$G$ is quasisplit at almost all places

Let $G$ be a connected, reductive group over a global field $k$. I am trying to understand why $G_v = G \times_k k_v$ is quasisplit for almost all places $v$ of $k$. There are several equivalent formulations of quasi-split, but none of them seem to be easy to work with:

1 . $G_v$ is quasisplit if and only if every/at least one minimal parabolic subgroup is solvable.

2 . Let $S_v$ be a maximal $k_v$-split torus of $G_v$, and let $T_v$ be a maximal torus of $G_v$ which is defined over $k_v$ containing $S_v$. There exist systems of positive roots for $T_v$ and $S_v$ such that positive roots of $T_v$ restrict to nonnegative characters. Let $\Delta$ be a base for a system of positive roots on $T_v$. Then $G_v$ is quasisplit if and only if none of the $\alpha \in \Delta$ are trivial on $S_v$.

3 . $G_v$ is quasisplit if and only if the following holds: whenever $P$ is a parabolic subgroup of $G_v \times_{k_v} \overline{k_v}$, $\gamma \in \textrm{Gal}((k_v)_s/k_v)$, and $\gamma(P)$ and $P$ are conjugate, then $P$ is conjugate to a parabolic subgroup which is defined over $k_v$.

The first two formulations seem especially difficult to work with. For example, in the second formulation, I see no way to control how the $S_v$ are chosen. For the third one, I thought one might be able to proceed by choosing in the beginning a Galois extension $E$ of $k$ over which $G$ splits, and for each finite place $v$ of $k$, choosing a place $w$ of $E$ lying over $v$. Then $G_v$ splits over $E_w$, and for the Galois action one can work with the subgroup

$$\textrm{Gal}(E_w/k_v) = \{ \sigma \in \textrm{Gal}(E/k) : \sigma \mathfrak P_w = \mathfrak P_w \}$$

where $\mathfrak P_w$ is the prime of $\mathcal O_E$ corresponding to $w$.

I would appreciate any hint or references. Thank you.
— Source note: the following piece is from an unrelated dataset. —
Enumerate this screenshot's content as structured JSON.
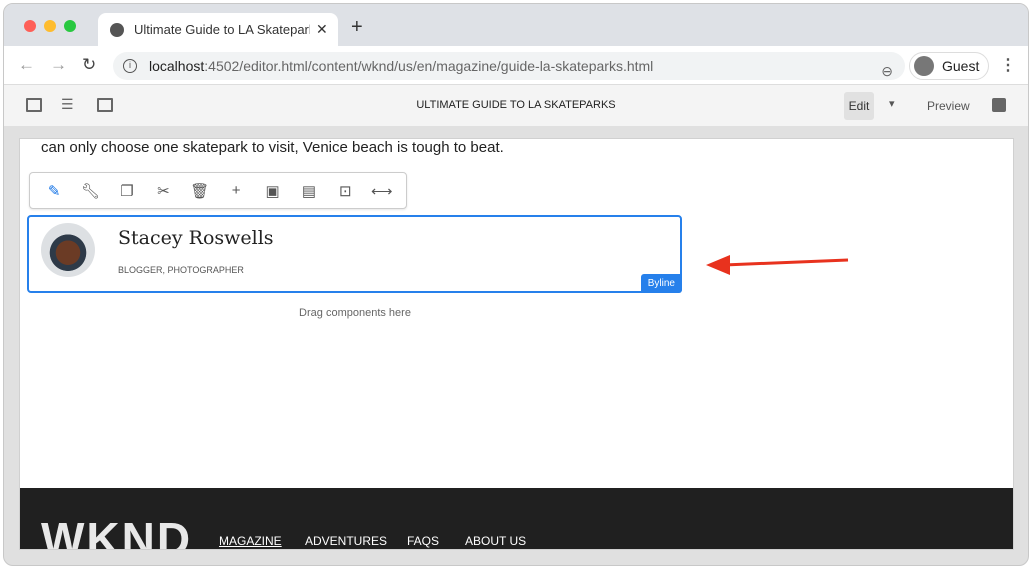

• Another characterisation: there is a cocycle $c \in Z^1(k, G_{\text{ad}})$ such that the twist $G_c$ is quasisplit, and $G$ itself is quasisplit if and only if $c$ is a coboundary. Maybe one can show such a cocycle must be a coboundary almost everywhere? – LSpice Jun 5 '17 at 1:15
• You need to make contact with integral structure. A connected reductive group over a finite field is quasi-split; one has to bootstrap from that. By "spreading out" formalism (entails real work), there exists a non-empty finite set $S$ of places of $k$ (containing the archimedean places) such that $G$ is the generic fiber of an $O_{k,S}$-group $\mathbf{G}$ that is reductive in the sense of SGA3: smooth affine with connected reductive fibers. The scheme of Borel subgroups of $\mathbf{G}$ is $O_{k,S}$-smooth, so a $\kappa(v)$-point lifts to an $O_{k_v}$-point; the associated $k_v$-point does it. – nfdc23 Jun 5 '17 at 2:35
• None of your 3 approaches "remembers" that you began with a group over $k$ rather than over $k_v$; that is another reason such approaches get stuck. For details on my suggested argument, see XIX 2.6 in SGA3 for the spreading-out over some $O_{k,S}$ and XXII 5.8.3(i) for the existence and smoothness of the scheme of Borel subgroups (or instead in the article Reductive Group Schemes in the proceedings of the 2011 Luminy summer school on SGA3 see 3.1.9(1) and 3.1.12 for spreading-out over some $O_{k,S}$ and 5.2.11(3) for the existence and smoothness of the scheme of Borel subgroups). – nfdc23 Jun 5 '17 at 2:49
• Building on the suggestion of @LSpice, here's another approach. We have $\xi \in {\rm{H}}^1(k, G^{\rm{ad}})$ whose triviality over an extension field $k'/k$ ensures being quasi-split over $k'$. Geometrically, $\xi$ corresponds to a $G^{\rm{ad}}$-torsor $E$ over $k$. Taking $O_{k,S}$ as in my previous comments and increasing $S$ by a finite amount, $E$ spreads out to a $\mathbf{G}^{\rm{ad}}$-torsor $\mathbf{E}$. By Lang's theorem, this torsor has a $\kappa(v)$-point for all $v\not\in S$, so has an $O_{k_v}$-point ($\mathbf{E}$ is $O_{k,S}$-smooth) and thus a $k_v$-point for all $v\not\in S$. – nfdc23 Jun 5 '17 at 4:09
• Now I realize that my suggestion is what nfdc23 is saying as well. The definition of the scheme parameterizing Borel subgroups (the "flag variety") uses SGA 3. – Jason Starr Jun 5 '17 at 10:13